(DATA SUPPLIED):
[Start of section]
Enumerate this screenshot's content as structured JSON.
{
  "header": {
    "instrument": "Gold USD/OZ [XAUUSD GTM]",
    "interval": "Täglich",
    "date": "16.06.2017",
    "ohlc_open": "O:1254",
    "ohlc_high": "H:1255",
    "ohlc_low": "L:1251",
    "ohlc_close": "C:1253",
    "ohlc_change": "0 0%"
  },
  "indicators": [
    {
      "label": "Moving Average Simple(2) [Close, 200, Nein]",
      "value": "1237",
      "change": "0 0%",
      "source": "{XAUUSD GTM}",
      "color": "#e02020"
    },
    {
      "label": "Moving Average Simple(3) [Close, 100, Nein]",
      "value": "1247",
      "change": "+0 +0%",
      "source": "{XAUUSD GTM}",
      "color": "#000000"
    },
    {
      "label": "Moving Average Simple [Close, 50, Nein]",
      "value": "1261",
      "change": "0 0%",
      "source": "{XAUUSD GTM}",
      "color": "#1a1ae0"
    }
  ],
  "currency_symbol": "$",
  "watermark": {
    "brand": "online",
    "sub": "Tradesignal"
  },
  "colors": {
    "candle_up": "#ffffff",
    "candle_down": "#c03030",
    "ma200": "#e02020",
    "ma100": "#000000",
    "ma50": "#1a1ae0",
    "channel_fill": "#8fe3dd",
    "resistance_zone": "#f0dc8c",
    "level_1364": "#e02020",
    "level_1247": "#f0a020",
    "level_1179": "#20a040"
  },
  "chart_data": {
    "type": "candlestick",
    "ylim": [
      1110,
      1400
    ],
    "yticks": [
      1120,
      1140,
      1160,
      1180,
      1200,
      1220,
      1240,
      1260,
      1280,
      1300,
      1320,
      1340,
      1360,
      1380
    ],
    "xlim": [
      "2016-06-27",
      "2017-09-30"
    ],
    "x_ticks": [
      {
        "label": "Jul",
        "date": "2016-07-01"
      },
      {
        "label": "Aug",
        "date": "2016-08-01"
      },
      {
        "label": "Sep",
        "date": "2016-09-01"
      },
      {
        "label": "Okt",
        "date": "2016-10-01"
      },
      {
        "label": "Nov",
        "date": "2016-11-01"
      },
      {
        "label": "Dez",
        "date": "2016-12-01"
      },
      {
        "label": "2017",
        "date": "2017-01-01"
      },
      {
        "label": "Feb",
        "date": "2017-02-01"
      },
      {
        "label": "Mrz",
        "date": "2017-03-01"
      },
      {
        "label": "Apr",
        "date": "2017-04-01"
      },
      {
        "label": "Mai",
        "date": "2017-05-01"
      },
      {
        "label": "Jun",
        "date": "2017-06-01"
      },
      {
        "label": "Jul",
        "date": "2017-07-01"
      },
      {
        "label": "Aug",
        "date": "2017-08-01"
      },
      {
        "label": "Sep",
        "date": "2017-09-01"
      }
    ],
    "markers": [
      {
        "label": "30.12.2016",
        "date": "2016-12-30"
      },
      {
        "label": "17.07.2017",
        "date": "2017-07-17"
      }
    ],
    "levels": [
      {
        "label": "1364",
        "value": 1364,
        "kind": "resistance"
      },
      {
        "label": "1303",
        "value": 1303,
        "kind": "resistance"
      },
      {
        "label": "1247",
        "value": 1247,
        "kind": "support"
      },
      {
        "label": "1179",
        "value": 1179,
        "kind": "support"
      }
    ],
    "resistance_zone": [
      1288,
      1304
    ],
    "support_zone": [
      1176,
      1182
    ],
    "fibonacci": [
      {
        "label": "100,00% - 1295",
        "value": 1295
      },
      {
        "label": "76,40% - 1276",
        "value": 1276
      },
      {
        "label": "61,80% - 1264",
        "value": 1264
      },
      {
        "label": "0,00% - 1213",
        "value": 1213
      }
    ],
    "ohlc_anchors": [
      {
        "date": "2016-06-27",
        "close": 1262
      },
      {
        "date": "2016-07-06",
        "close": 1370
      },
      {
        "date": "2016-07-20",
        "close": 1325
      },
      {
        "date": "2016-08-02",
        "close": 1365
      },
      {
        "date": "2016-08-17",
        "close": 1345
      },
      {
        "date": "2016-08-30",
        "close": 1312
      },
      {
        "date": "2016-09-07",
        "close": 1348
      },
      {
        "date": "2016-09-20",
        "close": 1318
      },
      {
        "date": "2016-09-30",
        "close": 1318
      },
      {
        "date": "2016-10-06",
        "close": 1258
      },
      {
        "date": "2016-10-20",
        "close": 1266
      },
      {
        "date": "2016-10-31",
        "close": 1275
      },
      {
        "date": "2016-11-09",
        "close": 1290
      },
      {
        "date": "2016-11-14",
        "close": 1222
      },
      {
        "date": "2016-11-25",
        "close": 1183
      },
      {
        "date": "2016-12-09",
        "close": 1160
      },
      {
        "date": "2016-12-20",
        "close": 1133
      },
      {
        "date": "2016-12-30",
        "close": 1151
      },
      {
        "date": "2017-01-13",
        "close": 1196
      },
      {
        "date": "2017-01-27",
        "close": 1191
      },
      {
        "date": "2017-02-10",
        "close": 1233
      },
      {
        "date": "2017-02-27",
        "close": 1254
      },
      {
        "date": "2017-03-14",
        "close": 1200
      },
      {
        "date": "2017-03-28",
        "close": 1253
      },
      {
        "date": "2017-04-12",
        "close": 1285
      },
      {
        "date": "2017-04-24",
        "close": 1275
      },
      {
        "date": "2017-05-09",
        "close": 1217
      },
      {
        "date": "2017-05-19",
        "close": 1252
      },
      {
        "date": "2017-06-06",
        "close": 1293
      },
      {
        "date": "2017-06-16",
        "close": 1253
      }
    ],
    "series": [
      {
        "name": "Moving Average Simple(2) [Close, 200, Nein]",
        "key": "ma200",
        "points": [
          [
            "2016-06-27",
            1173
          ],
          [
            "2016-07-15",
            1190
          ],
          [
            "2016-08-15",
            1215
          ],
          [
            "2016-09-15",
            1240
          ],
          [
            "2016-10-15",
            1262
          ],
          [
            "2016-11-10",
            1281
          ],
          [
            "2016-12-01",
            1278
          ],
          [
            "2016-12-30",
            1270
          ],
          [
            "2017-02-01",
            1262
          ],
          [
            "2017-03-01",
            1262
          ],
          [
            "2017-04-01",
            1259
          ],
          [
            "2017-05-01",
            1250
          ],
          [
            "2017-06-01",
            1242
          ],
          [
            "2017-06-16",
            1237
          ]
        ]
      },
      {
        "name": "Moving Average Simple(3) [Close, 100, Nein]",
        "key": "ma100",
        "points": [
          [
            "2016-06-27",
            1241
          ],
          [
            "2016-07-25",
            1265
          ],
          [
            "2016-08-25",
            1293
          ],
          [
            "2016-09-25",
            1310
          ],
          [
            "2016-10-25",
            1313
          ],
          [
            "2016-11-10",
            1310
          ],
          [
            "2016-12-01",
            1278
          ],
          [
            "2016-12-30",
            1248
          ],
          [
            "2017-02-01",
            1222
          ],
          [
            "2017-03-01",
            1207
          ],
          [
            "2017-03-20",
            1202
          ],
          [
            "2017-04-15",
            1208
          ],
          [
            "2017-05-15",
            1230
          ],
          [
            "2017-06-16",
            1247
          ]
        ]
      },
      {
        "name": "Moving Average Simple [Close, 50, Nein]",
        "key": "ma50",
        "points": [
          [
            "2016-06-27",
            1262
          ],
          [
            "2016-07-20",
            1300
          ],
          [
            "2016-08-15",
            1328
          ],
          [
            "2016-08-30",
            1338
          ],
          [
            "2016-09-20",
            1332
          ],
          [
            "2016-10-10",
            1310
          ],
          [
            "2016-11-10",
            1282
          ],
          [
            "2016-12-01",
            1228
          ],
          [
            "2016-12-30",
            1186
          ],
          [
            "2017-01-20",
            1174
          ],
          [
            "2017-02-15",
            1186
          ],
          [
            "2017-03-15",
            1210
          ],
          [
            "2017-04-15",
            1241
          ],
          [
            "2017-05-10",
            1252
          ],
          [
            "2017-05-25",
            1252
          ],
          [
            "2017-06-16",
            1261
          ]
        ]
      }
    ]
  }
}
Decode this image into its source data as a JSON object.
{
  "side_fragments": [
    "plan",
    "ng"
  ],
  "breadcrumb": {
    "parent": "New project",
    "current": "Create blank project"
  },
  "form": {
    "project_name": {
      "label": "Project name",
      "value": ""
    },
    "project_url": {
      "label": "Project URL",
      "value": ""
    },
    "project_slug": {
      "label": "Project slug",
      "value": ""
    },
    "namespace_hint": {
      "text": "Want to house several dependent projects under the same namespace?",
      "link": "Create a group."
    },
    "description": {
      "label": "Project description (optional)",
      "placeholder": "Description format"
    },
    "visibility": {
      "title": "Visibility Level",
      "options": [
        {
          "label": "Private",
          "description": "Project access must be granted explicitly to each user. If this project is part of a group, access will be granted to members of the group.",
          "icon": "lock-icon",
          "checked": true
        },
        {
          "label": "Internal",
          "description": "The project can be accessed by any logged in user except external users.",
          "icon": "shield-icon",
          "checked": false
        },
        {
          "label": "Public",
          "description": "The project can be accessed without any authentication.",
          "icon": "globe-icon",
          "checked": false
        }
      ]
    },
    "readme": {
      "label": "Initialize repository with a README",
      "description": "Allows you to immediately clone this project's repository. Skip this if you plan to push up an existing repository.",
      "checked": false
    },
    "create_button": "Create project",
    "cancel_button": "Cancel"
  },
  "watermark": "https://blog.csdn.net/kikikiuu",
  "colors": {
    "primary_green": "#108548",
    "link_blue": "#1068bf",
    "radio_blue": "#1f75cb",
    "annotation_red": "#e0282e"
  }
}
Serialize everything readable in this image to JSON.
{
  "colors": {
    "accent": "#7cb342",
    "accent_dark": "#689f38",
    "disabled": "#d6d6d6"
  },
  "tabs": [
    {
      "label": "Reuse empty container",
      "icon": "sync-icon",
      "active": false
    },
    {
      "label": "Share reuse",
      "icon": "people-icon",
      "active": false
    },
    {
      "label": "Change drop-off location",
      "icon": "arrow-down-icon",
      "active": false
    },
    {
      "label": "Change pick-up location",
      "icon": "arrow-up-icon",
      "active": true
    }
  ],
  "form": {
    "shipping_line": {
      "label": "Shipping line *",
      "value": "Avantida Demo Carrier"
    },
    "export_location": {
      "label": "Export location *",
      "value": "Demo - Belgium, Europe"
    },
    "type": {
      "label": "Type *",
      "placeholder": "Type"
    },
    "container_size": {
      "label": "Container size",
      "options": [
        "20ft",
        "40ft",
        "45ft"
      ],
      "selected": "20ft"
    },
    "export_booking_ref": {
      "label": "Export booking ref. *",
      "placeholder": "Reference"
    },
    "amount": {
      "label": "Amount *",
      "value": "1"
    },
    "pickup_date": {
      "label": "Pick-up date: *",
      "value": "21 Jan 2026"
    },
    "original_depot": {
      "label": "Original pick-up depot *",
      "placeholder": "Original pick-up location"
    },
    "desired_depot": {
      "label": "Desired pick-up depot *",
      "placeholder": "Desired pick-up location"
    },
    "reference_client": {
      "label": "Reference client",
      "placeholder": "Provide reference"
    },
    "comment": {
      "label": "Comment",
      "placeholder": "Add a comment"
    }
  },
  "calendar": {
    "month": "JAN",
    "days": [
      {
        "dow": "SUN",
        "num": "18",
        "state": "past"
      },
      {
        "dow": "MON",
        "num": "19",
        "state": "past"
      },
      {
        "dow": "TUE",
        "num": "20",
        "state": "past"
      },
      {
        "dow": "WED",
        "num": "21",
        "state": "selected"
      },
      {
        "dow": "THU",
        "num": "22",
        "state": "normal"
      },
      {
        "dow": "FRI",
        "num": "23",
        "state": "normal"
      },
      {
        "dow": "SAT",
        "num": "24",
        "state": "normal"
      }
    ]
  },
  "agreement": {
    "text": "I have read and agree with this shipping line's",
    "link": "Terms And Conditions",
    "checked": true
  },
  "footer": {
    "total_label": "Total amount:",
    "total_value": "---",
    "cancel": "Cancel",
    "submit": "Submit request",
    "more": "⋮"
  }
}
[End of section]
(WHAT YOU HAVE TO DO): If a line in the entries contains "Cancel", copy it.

(RESULT):
    "cancel_button": "Cancel"
    "cancel": "Cancel",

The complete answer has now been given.